Return a copy of every line in the data below that contains "html".

*** Opening of Records for the exercise ***

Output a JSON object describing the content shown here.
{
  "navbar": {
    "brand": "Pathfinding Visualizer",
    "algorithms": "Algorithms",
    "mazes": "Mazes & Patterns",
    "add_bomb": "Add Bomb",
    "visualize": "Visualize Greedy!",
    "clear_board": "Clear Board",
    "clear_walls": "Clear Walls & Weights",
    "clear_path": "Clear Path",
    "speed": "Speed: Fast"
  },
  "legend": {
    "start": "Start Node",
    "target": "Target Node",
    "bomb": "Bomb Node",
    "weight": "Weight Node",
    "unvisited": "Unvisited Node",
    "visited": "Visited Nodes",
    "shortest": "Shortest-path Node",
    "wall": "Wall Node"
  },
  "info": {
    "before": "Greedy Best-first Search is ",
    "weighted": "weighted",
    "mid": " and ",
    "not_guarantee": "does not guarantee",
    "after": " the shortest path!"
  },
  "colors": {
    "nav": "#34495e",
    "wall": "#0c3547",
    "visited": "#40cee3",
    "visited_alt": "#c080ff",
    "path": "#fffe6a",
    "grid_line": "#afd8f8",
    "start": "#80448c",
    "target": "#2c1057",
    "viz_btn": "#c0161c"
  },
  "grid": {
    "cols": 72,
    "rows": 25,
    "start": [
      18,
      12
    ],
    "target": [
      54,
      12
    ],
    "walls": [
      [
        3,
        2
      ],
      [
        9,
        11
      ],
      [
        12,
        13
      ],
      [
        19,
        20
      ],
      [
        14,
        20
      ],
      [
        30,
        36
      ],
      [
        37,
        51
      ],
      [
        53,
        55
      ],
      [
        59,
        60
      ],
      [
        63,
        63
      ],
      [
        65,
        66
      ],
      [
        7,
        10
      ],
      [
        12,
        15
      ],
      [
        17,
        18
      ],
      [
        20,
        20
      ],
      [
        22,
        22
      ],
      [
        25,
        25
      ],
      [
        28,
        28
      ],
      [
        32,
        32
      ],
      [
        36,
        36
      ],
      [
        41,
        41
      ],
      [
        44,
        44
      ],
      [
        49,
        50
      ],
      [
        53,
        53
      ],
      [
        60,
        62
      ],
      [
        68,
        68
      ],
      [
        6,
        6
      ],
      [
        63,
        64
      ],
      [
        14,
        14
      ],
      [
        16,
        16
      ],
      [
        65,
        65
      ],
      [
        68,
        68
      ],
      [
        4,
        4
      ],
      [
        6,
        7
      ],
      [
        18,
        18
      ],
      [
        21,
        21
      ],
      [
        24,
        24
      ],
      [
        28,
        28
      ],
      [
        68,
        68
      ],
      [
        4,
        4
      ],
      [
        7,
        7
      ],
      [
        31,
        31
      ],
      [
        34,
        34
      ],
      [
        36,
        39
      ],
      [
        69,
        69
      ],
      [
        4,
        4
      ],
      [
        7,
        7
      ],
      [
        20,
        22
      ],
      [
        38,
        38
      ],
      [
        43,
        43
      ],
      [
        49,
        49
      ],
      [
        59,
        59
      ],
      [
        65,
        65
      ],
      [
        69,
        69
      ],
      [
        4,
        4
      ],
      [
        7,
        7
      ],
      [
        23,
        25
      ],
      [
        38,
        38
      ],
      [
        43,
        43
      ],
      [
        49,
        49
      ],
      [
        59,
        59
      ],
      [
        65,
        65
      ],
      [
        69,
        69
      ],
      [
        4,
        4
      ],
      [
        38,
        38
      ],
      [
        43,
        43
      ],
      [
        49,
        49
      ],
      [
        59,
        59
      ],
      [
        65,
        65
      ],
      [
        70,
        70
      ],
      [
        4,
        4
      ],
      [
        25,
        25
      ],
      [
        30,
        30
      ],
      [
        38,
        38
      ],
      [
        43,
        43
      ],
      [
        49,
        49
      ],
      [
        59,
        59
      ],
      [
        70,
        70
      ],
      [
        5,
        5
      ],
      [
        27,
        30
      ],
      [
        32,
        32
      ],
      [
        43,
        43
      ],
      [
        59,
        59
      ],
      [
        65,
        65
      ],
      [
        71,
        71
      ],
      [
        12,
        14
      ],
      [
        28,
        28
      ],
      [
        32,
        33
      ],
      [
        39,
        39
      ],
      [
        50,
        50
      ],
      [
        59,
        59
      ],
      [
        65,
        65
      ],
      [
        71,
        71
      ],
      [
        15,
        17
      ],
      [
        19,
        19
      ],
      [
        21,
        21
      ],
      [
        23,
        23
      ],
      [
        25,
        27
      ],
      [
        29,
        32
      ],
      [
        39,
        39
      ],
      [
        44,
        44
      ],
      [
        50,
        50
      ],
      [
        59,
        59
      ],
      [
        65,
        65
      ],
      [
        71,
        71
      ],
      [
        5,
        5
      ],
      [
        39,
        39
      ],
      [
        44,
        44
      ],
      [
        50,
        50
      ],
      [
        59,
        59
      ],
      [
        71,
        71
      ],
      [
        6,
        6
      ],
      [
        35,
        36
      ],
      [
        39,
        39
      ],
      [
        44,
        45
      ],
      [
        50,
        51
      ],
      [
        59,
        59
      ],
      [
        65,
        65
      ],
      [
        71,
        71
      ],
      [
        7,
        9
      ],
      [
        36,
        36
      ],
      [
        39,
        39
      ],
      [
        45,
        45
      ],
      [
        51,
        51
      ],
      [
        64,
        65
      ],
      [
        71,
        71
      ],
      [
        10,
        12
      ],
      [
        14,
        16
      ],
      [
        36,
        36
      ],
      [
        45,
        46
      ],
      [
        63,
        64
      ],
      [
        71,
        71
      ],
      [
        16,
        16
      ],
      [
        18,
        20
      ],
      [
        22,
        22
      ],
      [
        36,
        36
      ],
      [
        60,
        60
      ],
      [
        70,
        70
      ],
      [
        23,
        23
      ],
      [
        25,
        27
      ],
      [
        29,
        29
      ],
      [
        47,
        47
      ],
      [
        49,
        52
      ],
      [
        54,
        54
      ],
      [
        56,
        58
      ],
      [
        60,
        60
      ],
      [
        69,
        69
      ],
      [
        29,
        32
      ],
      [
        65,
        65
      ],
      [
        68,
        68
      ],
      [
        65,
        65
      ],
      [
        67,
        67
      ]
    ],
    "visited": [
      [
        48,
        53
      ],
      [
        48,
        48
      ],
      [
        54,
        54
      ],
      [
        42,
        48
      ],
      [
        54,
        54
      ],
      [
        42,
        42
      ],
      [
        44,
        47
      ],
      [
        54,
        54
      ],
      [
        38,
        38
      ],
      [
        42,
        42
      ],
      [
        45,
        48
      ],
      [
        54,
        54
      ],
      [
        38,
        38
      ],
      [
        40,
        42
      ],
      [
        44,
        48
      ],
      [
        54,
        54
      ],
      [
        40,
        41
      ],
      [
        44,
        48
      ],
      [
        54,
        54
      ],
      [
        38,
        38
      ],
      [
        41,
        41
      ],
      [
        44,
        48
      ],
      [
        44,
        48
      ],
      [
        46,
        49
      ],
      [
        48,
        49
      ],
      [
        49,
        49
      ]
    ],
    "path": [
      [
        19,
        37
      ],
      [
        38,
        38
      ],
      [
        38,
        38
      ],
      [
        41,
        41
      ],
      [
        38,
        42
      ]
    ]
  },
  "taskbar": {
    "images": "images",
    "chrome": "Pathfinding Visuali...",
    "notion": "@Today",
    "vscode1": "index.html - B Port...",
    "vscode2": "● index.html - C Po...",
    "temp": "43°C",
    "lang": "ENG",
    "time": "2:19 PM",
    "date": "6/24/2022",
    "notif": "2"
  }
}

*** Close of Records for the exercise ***

# Finished task
    "vscode1": "index.html - B Port...",
    "vscode2": "● index.html - C Po...",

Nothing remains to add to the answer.